Component data from apps and pages:
———

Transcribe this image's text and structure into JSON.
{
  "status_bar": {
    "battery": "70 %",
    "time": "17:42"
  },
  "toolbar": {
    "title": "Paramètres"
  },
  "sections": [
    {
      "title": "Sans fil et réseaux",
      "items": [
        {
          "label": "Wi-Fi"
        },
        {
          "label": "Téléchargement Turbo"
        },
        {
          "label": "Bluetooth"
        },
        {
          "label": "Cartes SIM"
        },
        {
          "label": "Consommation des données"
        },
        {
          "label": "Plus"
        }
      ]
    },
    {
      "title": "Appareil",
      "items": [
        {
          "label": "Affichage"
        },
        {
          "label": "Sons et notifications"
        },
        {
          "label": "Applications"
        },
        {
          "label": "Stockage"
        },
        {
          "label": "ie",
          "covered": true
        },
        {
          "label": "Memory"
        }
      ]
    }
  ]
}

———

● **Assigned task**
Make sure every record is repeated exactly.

● **Written response**
Transcribe this image's text and structure into JSON.
{
  "status_bar": {
    "battery": "70 %",
    "time": "17:42"
  },
  "toolbar": {
    "title": "Paramètres"
  },
  "sections": [
    {
      "title": "Sans fil et réseaux",
      "items": [
        {
          "label": "Wi-Fi"
        },
        {
          "label": "Téléchargement Turbo"
        },
        {
          "label": "Bluetooth"
        },
        {
          "label": "Cartes SIM"
        },
        {
          "label": "Consommation des données"
        },
        {
          "label": "Plus"
        }
      ]
    },
    {
      "title": "Appareil",
      "items": [
        {
          "label": "Affichage"
        },
        {
          "label": "Sons et notifications"
        },
        {
          "label": "Applications"
        },
        {
          "label": "Stockage"
        },
        {
          "label": "ie",
          "covered": true
        },
        {
          "label": "Memory"
        }
      ]
    }
  ]
}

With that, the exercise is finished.